BLDC motors can potentially be deployed in any field-application currently fulfilled by
brushed DC motors. Cost and control complexity prevents BLDC motors from replacing
brushed motors in most common areas of use. Nevertheless, BLDC motors have come to
dominate many applications: Consumer devices such as computer hard drives, CD/DVD
players, and PC cooling fans use BLDC motors almost exclusively. Low speed, low
power brushless DC motors are used in direct-drive turntables. High power BLDC
motors are found in electric vehicles and some industrial machinery. These motors are
essentially AC synchronous motors with permanent magnet rotors.
The Honda Civic hybrid car uses a BLDC motor to supplement the output of the internal
combustion engine when the extra power is needed. It is also used to start the engine

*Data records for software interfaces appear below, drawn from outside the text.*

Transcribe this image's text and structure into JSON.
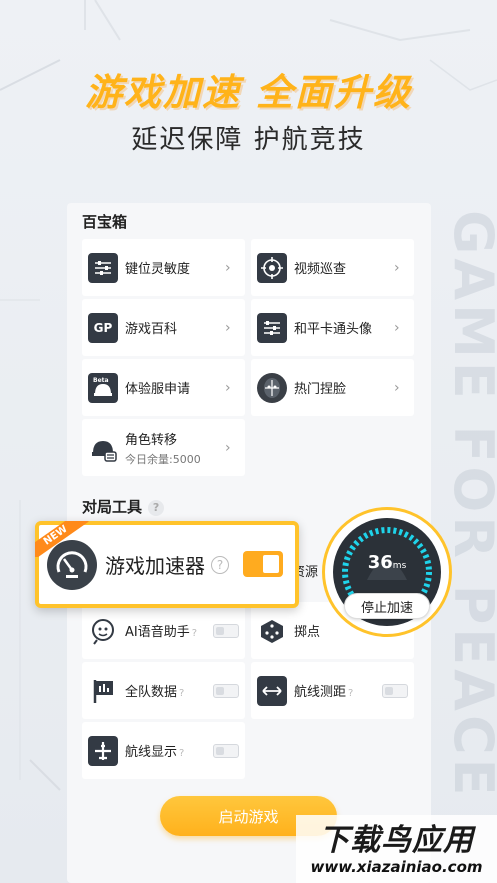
{
  "hero": {
    "title": "游戏加速 全面升级",
    "subtitle": "延迟保障 护航竞技"
  },
  "side_watermark": "GAME FOR PEACE",
  "treasure_box": {
    "title": "百宝箱",
    "items": [
      {
        "label": "键位灵敏度",
        "icon": "sliders-icon"
      },
      {
        "label": "视频巡查",
        "icon": "target-icon"
      },
      {
        "label": "游戏百科",
        "icon": "gp-book-icon"
      },
      {
        "label": "和平卡通头像",
        "icon": "sliders-icon"
      },
      {
        "label": "体验服申请",
        "icon": "beta-helmet-icon"
      },
      {
        "label": "热门捏脸",
        "icon": "face-icon"
      },
      {
        "label": "角色转移",
        "sublabel": "今日余量:5000",
        "icon": "transfer-icon"
      }
    ]
  },
  "match_tools": {
    "title": "对局工具",
    "help": "?",
    "items": [
      {
        "label": "AI语音助手",
        "icon": "ai-voice-icon",
        "help": "?"
      },
      {
        "label": "掷点",
        "icon": "dice-icon",
        "help": ""
      },
      {
        "label": "全队数据",
        "icon": "team-data-icon",
        "help": "?"
      },
      {
        "label": "航线测距",
        "icon": "distance-icon",
        "help": "?"
      },
      {
        "label": "航线显示",
        "icon": "plane-icon",
        "help": "?"
      }
    ],
    "partial_label": "资源"
  },
  "accelerator_popup": {
    "badge": "NEW",
    "label": "游戏加速器",
    "help": "?",
    "enabled": true
  },
  "speed_gauge": {
    "value": "36",
    "unit": "ms",
    "stop_label": "停止加速"
  },
  "launch_button": "启动游戏",
  "site_watermark": {
    "title": "下载鸟应用",
    "url": "www.xiazainiao.com"
  },
  "colors": {
    "accent": "#ffb31a",
    "accent_border": "#ffc32b",
    "icon_dark": "#333a44",
    "panel_bg": "#f6f7f9"
  }
}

versus a conventional starter and solenoid method.
The Segway Scooter also used BLDC technology.
A number of electric bicycles use BLDC motors that are sometimes built right into the
wheel hub itself, with the stator fixed solidly to the axle and the magnets attached to and
rotating with the wheel. The bicycle wheel hub is the motor. This type of electric bicycle
also has a standard bicycle transmission with pedals, gears and chain that can be pedaled
along with, or without, the use of the motor as need arises.
Certain HVAC systems, especially those featuring variable-speed and/or load modulation,
use ECM motors (electronically-commutated BLDC). In addition to the BLDC's higher
efficiency, the motor's built-in microprocessor allows for programmability, better control
over airflow, and serial communication.
Power Supplies: AC vs DC
Direct Current Motor - DC in both the stator and the rotor
Synchronous Motor - AC in one, DC in the other ( ie rotor or stator)
Induction Motor - AC in both stator and rotor
(For the physicist comfortable with the special theory of relativity, the difference between
AC and DC is an artifact of the observers frame of reference. In a moving frame all AC
can be reduced to DC.)
Although BLDC motors are practically identical to permanent magnet AC motors, the
controller implementation is what makes them DC. While AC motors feed sinusoidal
current simultaneously to each of the legs (with an equal phase distribution), DC
controllers only approximate this by feeding full positive and negative current to two of
the legs at a time. The major advantage of this is that both the logic controllers and
battery power sources operate on DC, such as in computers and electric cars.
Vector drives are DC controllers that take the extra step of converting back to AC for the
motor. The DC-to-AC conversion circuitry is usually expensive and less efficient, but
they have the advantage of being able to run smoothly at very low speeds or completely
stop in a position not directly aligned with a pole. Motors used with a vector drive are
typically called AC motors.
Model aircraft scene
Recently, an increase in the popularity of electric-powered model aircraft has spurred
demand for high-performance BLDC motors. Many hobbyists have begun salvaging
BLDC motors from scrap CD/DVD-ROM drives, refurbishing them for use in radio
controlled planes. This has led to increased direct consumer-availability of DIY (do-ityourself) motor kits, for use in radio-controlled vehicles. BLDC motors sold as parts kits
allow the buyer to save money through additional assembly work.